With the Paleo diet, based on the majority hypotheses of optimal diet for ApoE4, we’re looking to see just how bad this diet is. With the LF Vegan diet, based on the majority hypotheses of optimal diet for ApoE4, we’re looking for the opposite — to see just how good this diet is. The Mediterranean diet is included since it basically falls in the middle of the fat/animal-protein spectrum between Paleo and Vegan, so we’re looking to see if it’s good or bad without a specific hypothesis. The Potato Diet is included as an extreme, non-sustainable version of LF Vegan, and the PSMF is included as a counterpart to the Potato diet. Both the Potato diet and PSMF have the additional expected benefit of accelerated weight loss. Neither is a contender for long-term, post-experiment implementation.
My primary goal is to determine a diet that will be in the best interest of my personal cardiovascular and overall health as someone with an APOE4 allele. My secondary goals are:
- To promote the idea that there is no “one correct diet”, or best set of macronutrient ratios, for all people. It’s not the “best diet” because it worked for your friend, or worse, just because they said so.
- To show that a group of sexy hot Vegans, or a group of sexy hot Paleos, is nothing more than a group of sexy hot people who most likely lucked into falling into the middle of a given bell curve. Just to camera left in those sexy group photos (the big cement gym seems to be the new photo studio) is a group of lethargic and ill Paleos or Vegans who are gonna keep trying their best, but won’t make next month’s FB photo post either.

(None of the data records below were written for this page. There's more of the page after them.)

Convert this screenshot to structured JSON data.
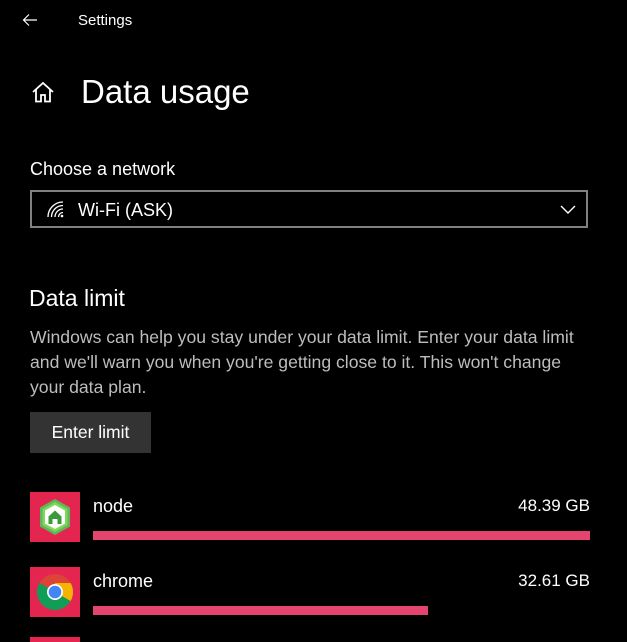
{
  "window": {
    "title": "Settings",
    "back_icon": "back-arrow-icon"
  },
  "page": {
    "title": "Data usage",
    "home_icon": "home-icon"
  },
  "network": {
    "label": "Choose a network",
    "selected": "Wi-Fi (ASK)",
    "icon": "wifi-icon"
  },
  "data_limit": {
    "title": "Data limit",
    "description": "Windows can help you stay under your data limit. Enter your data limit and we'll warn you when you're getting close to it. This won't change your data plan.",
    "button_label": "Enter limit"
  },
  "apps": [
    {
      "name": "node",
      "usage": "48.39 GB",
      "usage_gb": 48.39,
      "icon": "node-app-icon"
    },
    {
      "name": "chrome",
      "usage": "32.61 GB",
      "usage_gb": 32.61,
      "icon": "chrome-icon"
    }
  ],
  "colors": {
    "accent": "#e3254f",
    "bar": "#e3456e",
    "background": "#000000",
    "button": "#333333"
  }
}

- To add to a growing body of self-experimentation, and maybe provide a framework someone else could base their own experiment around, and therefore
- Promote self-experimentation in general, and

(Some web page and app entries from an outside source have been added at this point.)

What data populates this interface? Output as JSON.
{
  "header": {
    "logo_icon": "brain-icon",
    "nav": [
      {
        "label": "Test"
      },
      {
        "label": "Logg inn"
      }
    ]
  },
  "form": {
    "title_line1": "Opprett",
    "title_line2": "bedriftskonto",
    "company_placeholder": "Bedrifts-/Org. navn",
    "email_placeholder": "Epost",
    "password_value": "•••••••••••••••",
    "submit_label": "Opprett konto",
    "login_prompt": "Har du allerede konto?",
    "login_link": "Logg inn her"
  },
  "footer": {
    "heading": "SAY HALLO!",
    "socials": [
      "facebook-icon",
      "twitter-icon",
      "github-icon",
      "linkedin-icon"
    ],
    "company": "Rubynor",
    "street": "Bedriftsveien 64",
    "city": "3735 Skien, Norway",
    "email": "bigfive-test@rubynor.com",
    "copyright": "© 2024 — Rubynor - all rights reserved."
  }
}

- Have fun during the process, get smarter, and get healthier.
I also wouldn’t mind ending up with a like-minded community while I’m at it — made up of self-experimenters, genetic testers, APOE4s — but mostly those of us who’ve been around the map with eating and dietary frameworks, and like the idea of really being able to figure one out for themselves.
For each diet, I will do my best to control for all variables outside of the varying macronutrient ratios, namely:
- Keeping calorie intake consistent within each diet, in the range of 1400-1700 each day
- Keeping calorie intake consistent across diets — i.e., if the number of calories consumed on the third day of Diet #1 were 1700, then I will consume 1700 calories on the third day of the remaining four diets. In this sense, the calorie record of the first diet maps out the intake for diets two through five.
- In order to avoid metabolism stasis, on Sundays, calorie consumption will be bumped up to 1700-2500 calories.
- The mono and fast diets (#2 and #4) will most likely come in lower, around 700-1100 calories per day
- The vegan diet (#5) will most likely come in higher, around 2500 calories per day
- Exercise will be kept consistent across diets, and will be generally limited — 30 minutes of dog walking, and 15-20 minutes of bodyweight exercises.
- Intake will be limited to diet-specific/generally accepted as healthy foods, i.e., no alcohol, cheat foods, etc.
- There will be no wheat or gluten consumed during any of the five diets.
- Getting consistent sleep
- Keeping all medication and supplementation consistent across diets
- Diet #1: Low-Carb Paleo09/28/2013 – 10/18/2013
- Diet #2: Potato Monodiet01/06/2014 – 01/26/2014
- Diet #3: Mediterranean Diet02/06/2015 – 02/26/2015
- Diet #4: Protein-Sparing Modified Fast (PSMF)02/27/2015 – 03/19/2015
- Diet #5: Low-Fat Raw Vegan Diet03/20/2015 – 04/09/2015
At the end of each three-week period, I will utilize the NMR® Lipoprofile test to reassess my LDL particle count, along with the standard total, LDL, and HDC-C counts. I will also obtain a standard metabolic profile. Results will be posted in the specific pages for each diet.
If anyone has made it this far, and has any thoughts, helpful input or comments, or if you’re APOE4 and you think this experiment will be helpful, I’d love to hear from you.